I didn’t bring flowers; instead I paid it forward with a basket of wash clothes, lip balm and a brush. As I washed her face, arms and hands she began asking questions about her recovery and I saw the fear and doubt in her eyes. Occasionally, her eyes would wander to the wall where her walker stood – a symbol of pain and restraint.

I told her that walking was the key to healing. That exercise could no longer be something she did when she could fit it in, it had to become something her new life was built around. She had to see herself walking then running and swimming and riding roller coasters and living the life she wants. That everything she wanted in life was right in front of her, waiting for her to reach out and grab it and be happy.

It didn’t hit me until I was walking to my van that my words of advice had never fully been applied to my own life. Am I in pain? No, but I am not as healthy as I could be and certainly not as fit as I should be. My words of advice that she clung to began to mock me as I came to the realization that I was a hypocrite. I knew she could and would do what it would take to fully recover and yet nearly one year later, the pain is gone, but not much else has changed.

My inability to commit to anything that requires work and results in change will continue to hamper my ability to fully move forward. Eat healthier. Exercise. Get out in the world again and do the things I so desperately want to. The question is at what point will my intentions transform into actions? When will my long term well being become more important than the short term discomfort?

I guess I really should take my own advice!

Thursday, June 3, 2010

Murphy… it’s time you take a hike!

We’ve all heard these phrases before and usually when we really don’t want to hear them… Murphy’s Law, Karma, what goes around comes around and getting your comeuppance – typically when you are wishing someone would.

Not too long ago, people would refer to my life as “Murphy’s Law according to Kathy”. For years it truly felt like no matter what I did, things would go wrong, things would happen that seemed out of my control and turn my world upside down yet again. Here is where another phrase has etched itself into my brain and makes me ill – what doesn’t kill us, makes us stronger. Blah on that, I say!

Lately there have been books published that pawn off the idea that we can command the mighty Universe to bring good things our way simply by asking nicely with focus. I still haven’t finished the book and it sits in its rightful place in my bathroom collecting dust. Maybe I don’t have an open mind, or maybe my Christian faith got in the way of thinking this was nothing more than a marketing ploy preying on people who desperately need hope. In my humble opinion, God is the only power I need and the only being I need to get down on my knees and pray to and let’s face it; He’s not one you command.

Do I think there is merit in the power of positive thinking?

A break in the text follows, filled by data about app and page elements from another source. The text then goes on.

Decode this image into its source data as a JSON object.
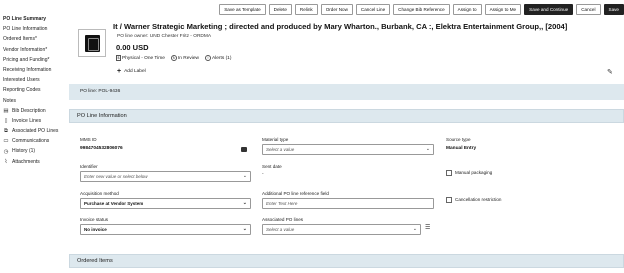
{
  "sidebar": {
    "items": [
      {
        "label": "PO Line Summary",
        "bold": true
      },
      {
        "label": "PO Line Information"
      },
      {
        "label": "Ordered Items*"
      },
      {
        "label": "Vendor Information*"
      },
      {
        "label": "Pricing and Funding*"
      },
      {
        "label": "Receiving Information"
      },
      {
        "label": "Interested Users"
      },
      {
        "label": "Reporting Codes"
      },
      {
        "label": "Notes"
      }
    ],
    "sub_items": [
      {
        "label": "Bib Description",
        "icon": "book-icon"
      },
      {
        "label": "Invoice Lines",
        "icon": "document-icon"
      },
      {
        "label": "Associated PO Lines",
        "icon": "link-icon"
      },
      {
        "label": "Communications",
        "icon": "chat-icon"
      },
      {
        "label": "History (1)",
        "icon": "history-icon"
      },
      {
        "label": "Attachments",
        "icon": "paperclip-icon"
      }
    ]
  },
  "toolbar": {
    "buttons": [
      {
        "label": "Save as Template"
      },
      {
        "label": "Delete"
      },
      {
        "label": "Relink"
      },
      {
        "label": "Order Now"
      },
      {
        "label": "Cancel Line"
      },
      {
        "label": "Change Bib Reference"
      },
      {
        "label": "Assign to"
      },
      {
        "label": "Assign to Me"
      },
      {
        "label": "Save and Continue",
        "dark": true
      },
      {
        "label": "Cancel"
      },
      {
        "label": "Save",
        "dark": true
      }
    ]
  },
  "header": {
    "title": "It / Warner Strategic Marketing ; directed and produced by Mary Wharton., Burbank, CA :, Elektra Entertainment Group,, [2004]",
    "owner": "PO line owner: UND Chester Fritz - ORDMA",
    "price": "0.00  USD",
    "type_label": "Physical - One Time",
    "status_label": "In Review",
    "alerts_label": "Alerts (1)",
    "add_label": "Add Label"
  },
  "po_line_bar": "PO line: POL-9436",
  "sections": {
    "po_line_information": "PO Line Information",
    "ordered_items": "Ordered Items"
  },
  "form": {
    "mms_id_label": "MMS ID",
    "mms_id_value": "9984704532806076",
    "identifier_label": "Identifier",
    "identifier_placeholder": "Enter new value or select below",
    "acquisition_label": "Acquisition method",
    "acquisition_value": "Purchase at Vendor System",
    "invoice_label": "Invoice status",
    "invoice_value": "No invoice",
    "material_label": "Material type",
    "material_value": "Select a value",
    "sent_date_label": "Sent date",
    "sent_date_value": "-",
    "additional_ref_label": "Additional PO line reference field",
    "additional_ref_placeholder": "Enter Text Here",
    "associated_label": "Associated PO lines",
    "associated_value": "Select a value",
    "source_type_label": "Source type",
    "source_type_value": "Manual Entry",
    "manual_packaging_label": "Manual packaging",
    "cancellation_label": "Cancellation restriction"
  }
}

Absolutely I do. As much fun as people have made over the years of the SNL character who repeated positive reinforcements to himself, I do believe that telling yourself that you’re worth it, you’re good enough and you are special will eventually bring ones self confidence to a higher level. No one else has the power to allow negative words to affect how we feel, but if we force ourselves to repeat positive thoughts, only good should come of it.

Looking back on all those times when someone would refer to my life as following the laws of this Murphy character, I can clearly see how those words affected how I felt, how I acted and mostly how I chose to handle the particular situation. The bottom line: I reacted like a victim. “Oh, poor me… Murphy strikes again… boo hoo”. There were plenty of times I was defeated before the battle even began because I chose the attitude of a fallen warrior instead of the victorious knight.

So, as of now, I refuse to take the victim approach, I refuse to lie down and simply take what circumstances have handed me at the moment and not think I deserve better. I will stand up for myself and say “Murphy, you are no longer welcome in my life!”